Directions
Tally the lines in these records that hold the string "Engineering", and reply with the number alone.

(Element data from apps and pages)
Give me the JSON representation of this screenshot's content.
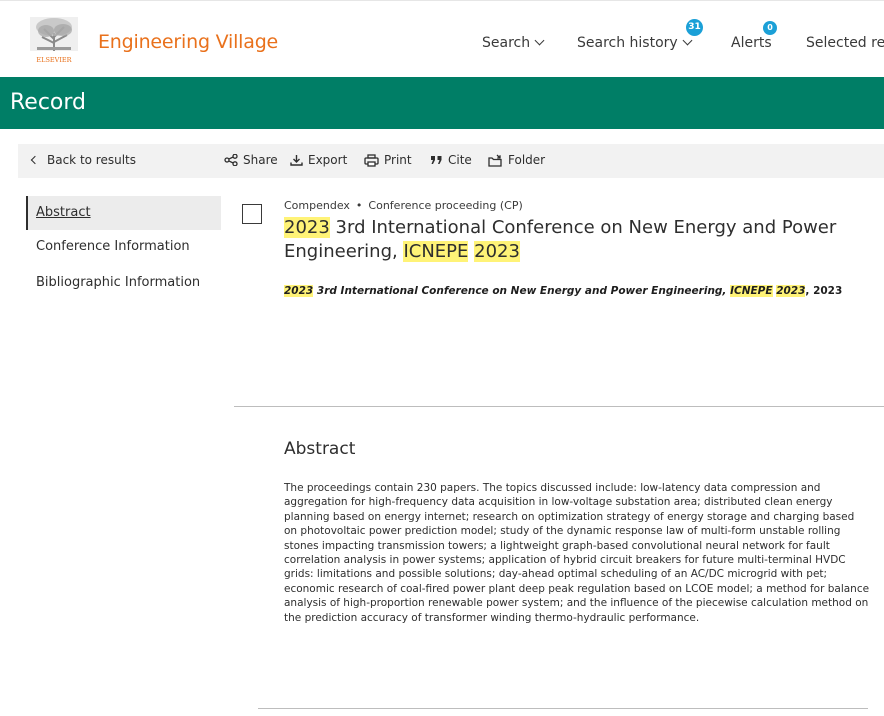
{
  "header": {
    "app_title": "Engineering Village",
    "logo_text": "ELSEVIER",
    "nav": {
      "search": "Search",
      "search_history": "Search history",
      "search_history_count": "31",
      "alerts": "Alerts",
      "alerts_count": "0",
      "selected": "Selected re"
    }
  },
  "record": {
    "title": "Record"
  },
  "toolbar": {
    "back": "Back to results",
    "share": "Share",
    "export": "Export",
    "print": "Print",
    "cite": "Cite",
    "folder": "Folder"
  },
  "sidebar": {
    "items": [
      {
        "label": "Abstract"
      },
      {
        "label": "Conference Information"
      },
      {
        "label": "Bibliographic Information"
      }
    ]
  },
  "main": {
    "database": "Compendex",
    "doc_type": "Conference proceeding (CP)",
    "title_year": "2023",
    "title_middle": " 3rd International Conference on New Energy and Power Engineering, ",
    "title_acronym": "ICNEPE",
    "title_space": " ",
    "title_year2": "2023",
    "citation_year": "2023",
    "citation_middle": " 3rd International Conference on New Energy and Power Engineering, ",
    "citation_acronym": "ICNEPE",
    "citation_space": " ",
    "citation_year2": "2023",
    "citation_tail": ", 2023",
    "abstract_heading": "Abstract",
    "abstract_text": "The proceedings contain 230 papers. The topics discussed include: low-latency data compression and aggregation for high-frequency data acquisition in low-voltage substation area; distributed clean energy planning based on energy internet; research on optimization strategy of energy storage and charging based on photovoltaic power prediction model; study of the dynamic response law of multi-form unstable rolling stones impacting transmission towers; a lightweight graph-based convolutional neural network for fault correlation analysis in power systems; application of hybrid circuit breakers for future multi-terminal HVDC grids: limitations and possible solutions; day-ahead optimal scheduling of an AC/DC microgrid with pet; economic research of coal-fired power plant deep peak regulation based on LCOE model; a method for balance analysis of high-proportion renewable power system; and the influence of the piecewise calculation method on the prediction accuracy of transformer winding thermo-hydraulic performance."
  },
  "colors": {
    "brand_orange": "#e9711c",
    "record_green": "#007e66",
    "badge_blue": "#1ba0d7",
    "highlight": "#fff377"
  }
}
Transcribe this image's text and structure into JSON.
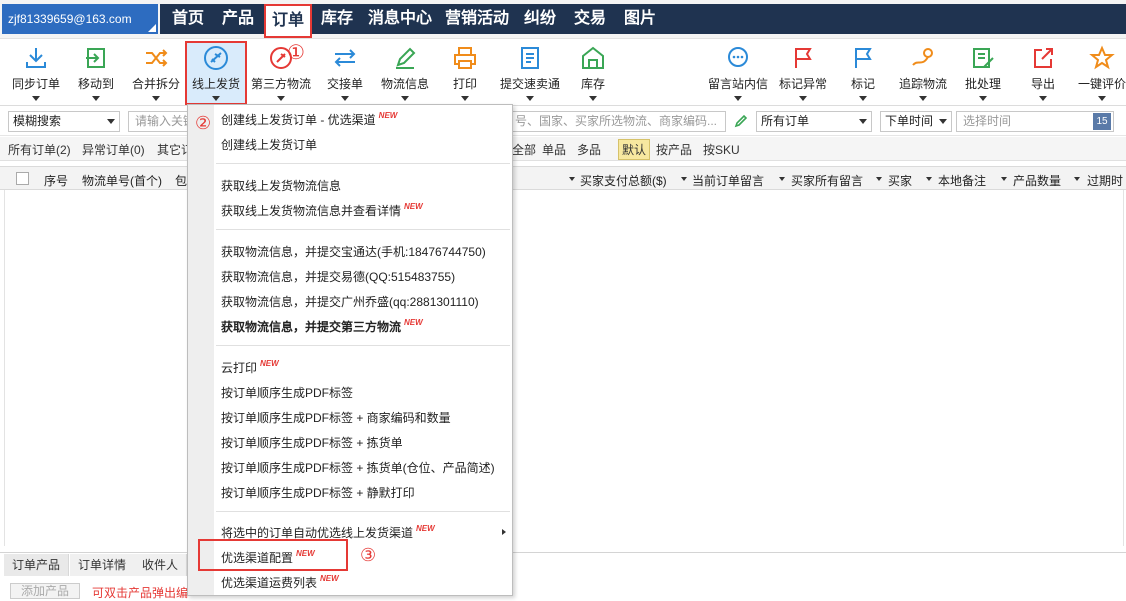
{
  "account": "zjf81339659@163.com",
  "nav": [
    "首页",
    "产品",
    "订单",
    "库存",
    "消息中心",
    "营销活动",
    "纠纷",
    "交易",
    "图片"
  ],
  "toolbar_left": [
    {
      "label": "同步订单",
      "icon": "download-icon"
    },
    {
      "label": "移动到",
      "icon": "move-to-icon"
    },
    {
      "label": "合并拆分",
      "icon": "shuffle-icon"
    },
    {
      "label": "线上发货",
      "icon": "plane-icon"
    },
    {
      "label": "第三方物流",
      "icon": "third-party-icon"
    },
    {
      "label": "交接单",
      "icon": "swap-arrows-icon"
    },
    {
      "label": "物流信息",
      "icon": "pen-icon"
    },
    {
      "label": "打印",
      "icon": "printer-icon"
    },
    {
      "label": "提交速卖通",
      "icon": "document-icon"
    },
    {
      "label": "库存",
      "icon": "warehouse-icon"
    }
  ],
  "toolbar_right": [
    {
      "label": "留言站内信",
      "icon": "chat-icon"
    },
    {
      "label": "标记异常",
      "icon": "red-flag-icon"
    },
    {
      "label": "标记",
      "icon": "blue-flag-icon"
    },
    {
      "label": "追踪物流",
      "icon": "tracking-icon"
    },
    {
      "label": "批处理",
      "icon": "batch-edit-icon"
    },
    {
      "label": "导出",
      "icon": "export-icon"
    },
    {
      "label": "一键评价",
      "icon": "rating-icon"
    }
  ],
  "annotations": {
    "circle1": "①",
    "circle2": "②",
    "circle3": "③"
  },
  "search": {
    "mode": "模糊搜索",
    "keyword_placeholder": "请输入关键",
    "fields_placeholder": "号、国家、买家所选物流、商家编码...",
    "order_filter": "所有订单",
    "time_field": "下单时间",
    "time_placeholder": "选择时间",
    "calendar_day": "15"
  },
  "filters": {
    "all_orders": "所有订单(2)",
    "abnormal_orders": "异常订单(0)",
    "other": "其它订",
    "all": "全部",
    "single": "单品",
    "multi": "多品",
    "default": "默认",
    "by_product": "按产品",
    "by_sku": "按SKU"
  },
  "columns_left": [
    "序号",
    "物流单号(首个)",
    "包"
  ],
  "columns_right": [
    "买家支付总额($)",
    "当前订单留言",
    "买家所有留言",
    "买家",
    "本地备注",
    "产品数量",
    "过期时"
  ],
  "bottom": {
    "tabs": [
      "订单产品",
      "订单详情",
      "收件人"
    ],
    "add_product": "添加产品",
    "hint": "可双击产品弹出编"
  },
  "menu": {
    "new_badge": "NEW",
    "items": [
      {
        "label": "创建线上发货订单 - 优选渠道",
        "new": true,
        "bold": false
      },
      {
        "label": "创建线上发货订单",
        "new": false,
        "bold": false
      },
      {
        "label": "获取线上发货物流信息",
        "new": false,
        "bold": false
      },
      {
        "label": "获取线上发货物流信息并查看详情",
        "new": true,
        "bold": false
      },
      {
        "label": "获取物流信息，并提交宝通达(手机:18476744750)",
        "new": false,
        "bold": false
      },
      {
        "label": "获取物流信息，并提交易德(QQ:515483755)",
        "new": false,
        "bold": false
      },
      {
        "label": "获取物流信息，并提交广州乔盛(qq:2881301110)",
        "new": false,
        "bold": false
      },
      {
        "label": "获取物流信息，并提交第三方物流",
        "new": true,
        "bold": true
      },
      {
        "label": "云打印",
        "new": true,
        "bold": false
      },
      {
        "label": "按订单顺序生成PDF标签",
        "new": false,
        "bold": false
      },
      {
        "label": "按订单顺序生成PDF标签 + 商家编码和数量",
        "new": false,
        "bold": false
      },
      {
        "label": "按订单顺序生成PDF标签 + 拣货单",
        "new": false,
        "bold": false
      },
      {
        "label": "按订单顺序生成PDF标签 + 拣货单(仓位、产品简述)",
        "new": false,
        "bold": false
      },
      {
        "label": "按订单顺序生成PDF标签 + 静默打印",
        "new": false,
        "bold": false
      },
      {
        "label": "将选中的订单自动优选线上发货渠道",
        "new": true,
        "bold": false,
        "submenu": true
      },
      {
        "label": "优选渠道配置",
        "new": true,
        "bold": false
      },
      {
        "label": "优选渠道运费列表",
        "new": true,
        "bold": false
      }
    ]
  }
}
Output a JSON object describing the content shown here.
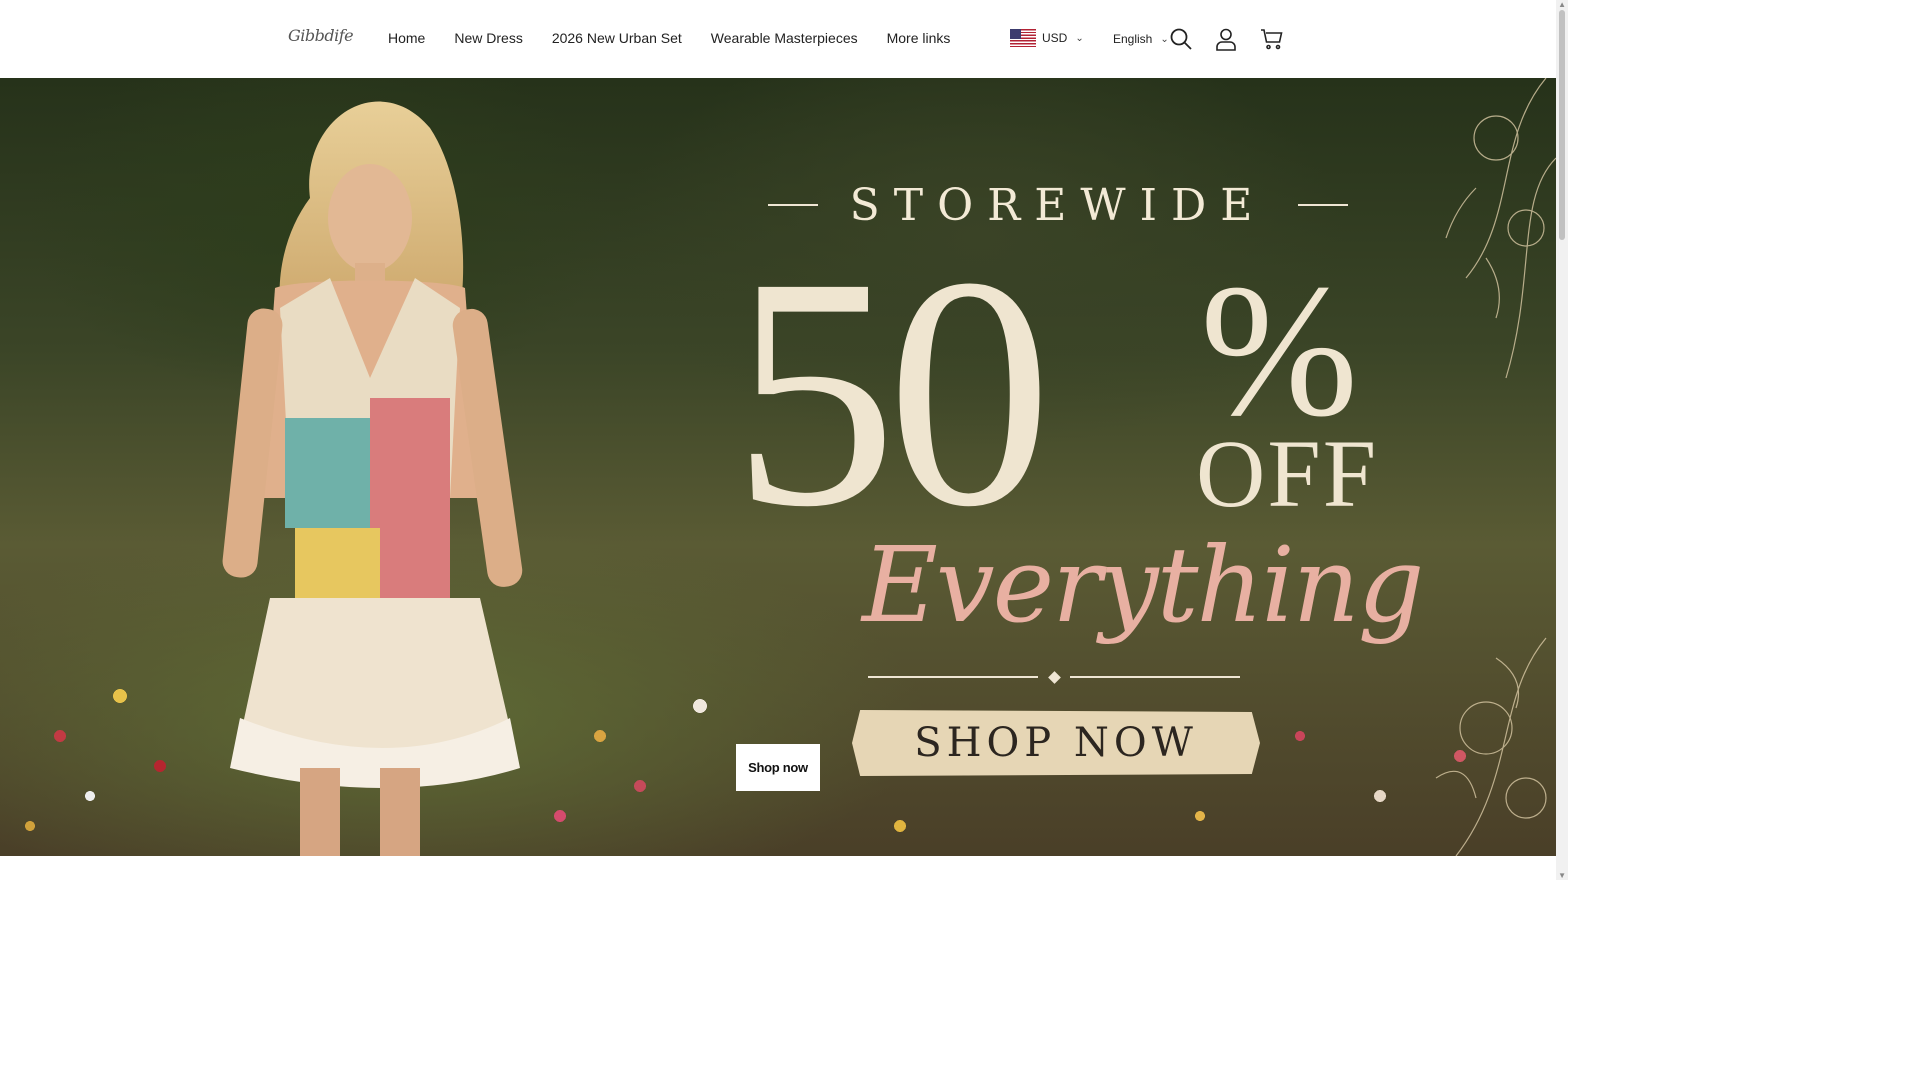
{
  "header": {
    "logo_text": "Gibbdife",
    "nav": [
      "Home",
      "New Dress",
      "2026 New Urban Set",
      "Wearable Masterpieces",
      "More links"
    ],
    "currency": "USD",
    "language": "English"
  },
  "hero": {
    "storewide": "STOREWIDE",
    "big_number": "50",
    "percent": "%",
    "off": "OFF",
    "everything": "Everything",
    "banner_text": "SHOP NOW",
    "button_label": "Shop now"
  },
  "icons": {
    "search": "search-icon",
    "account": "user-icon",
    "cart": "cart-icon",
    "flag": "us-flag-icon"
  }
}
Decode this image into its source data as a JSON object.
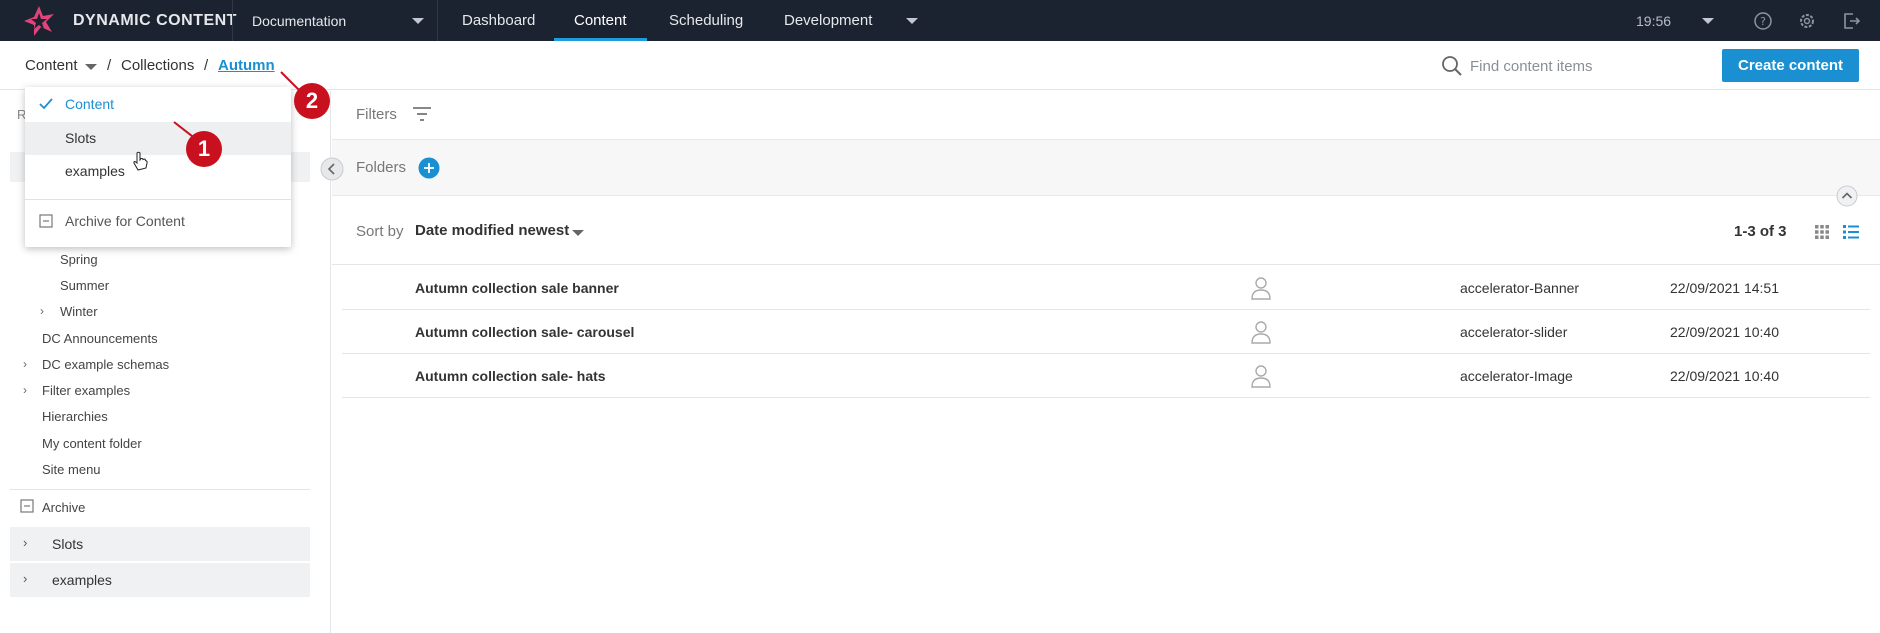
{
  "app": {
    "brand": "DYNAMIC CONTENT",
    "hub_name": "Documentation",
    "nav_tabs": [
      {
        "label": "Dashboard",
        "active": false
      },
      {
        "label": "Content",
        "active": true
      },
      {
        "label": "Scheduling",
        "active": false
      },
      {
        "label": "Development",
        "active": false
      }
    ],
    "clock": "19:56",
    "icons": [
      "help-icon",
      "settings-icon",
      "logout-icon"
    ],
    "accent_color": "#1a8fd1",
    "topbar_color": "#1b2330"
  },
  "breadcrumb": {
    "root": "Content",
    "sep1": "/",
    "middle": "Collections",
    "sep2": "/",
    "current": "Autumn"
  },
  "search": {
    "placeholder": "Find content items"
  },
  "create_button": "Create content",
  "repo_dropdown": {
    "items": [
      {
        "label": "Content",
        "checked": true
      },
      {
        "label": "Slots",
        "hovered": true
      },
      {
        "label": "examples"
      }
    ],
    "archive_label": "Archive for Content"
  },
  "sidebar": {
    "clipped_label": "R",
    "tree": [
      {
        "label": "Spring",
        "expandable": false
      },
      {
        "label": "Summer",
        "expandable": false
      },
      {
        "label": "Winter",
        "expandable": true
      },
      {
        "label": "DC Announcements",
        "expandable": false
      },
      {
        "label": "DC example schemas",
        "expandable": true
      },
      {
        "label": "Filter examples",
        "expandable": true
      },
      {
        "label": "Hierarchies",
        "expandable": false
      },
      {
        "label": "My content folder",
        "expandable": false
      },
      {
        "label": "Site menu",
        "expandable": false
      }
    ],
    "archive_label": "Archive",
    "repositories": [
      "Slots",
      "examples"
    ]
  },
  "filters": {
    "label": "Filters"
  },
  "folders": {
    "label": "Folders"
  },
  "sort": {
    "label": "Sort by",
    "value": "Date modified newest",
    "count": "1-3 of 3"
  },
  "items": [
    {
      "name": "Autumn collection sale banner",
      "type": "accelerator-Banner",
      "date": "22/09/2021 14:51"
    },
    {
      "name": "Autumn collection sale- carousel",
      "type": "accelerator-slider",
      "date": "22/09/2021 10:40"
    },
    {
      "name": "Autumn collection sale- hats",
      "type": "accelerator-Image",
      "date": "22/09/2021 10:40"
    }
  ],
  "annotations": [
    "1",
    "2"
  ]
}
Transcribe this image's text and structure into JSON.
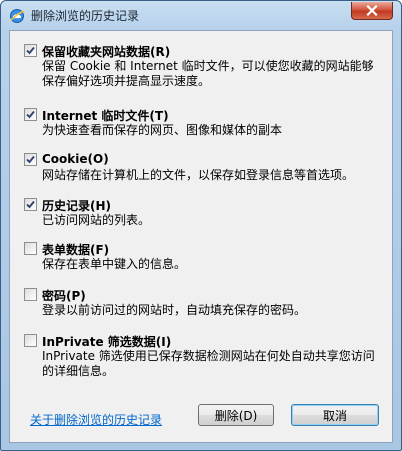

Response to the exercise
3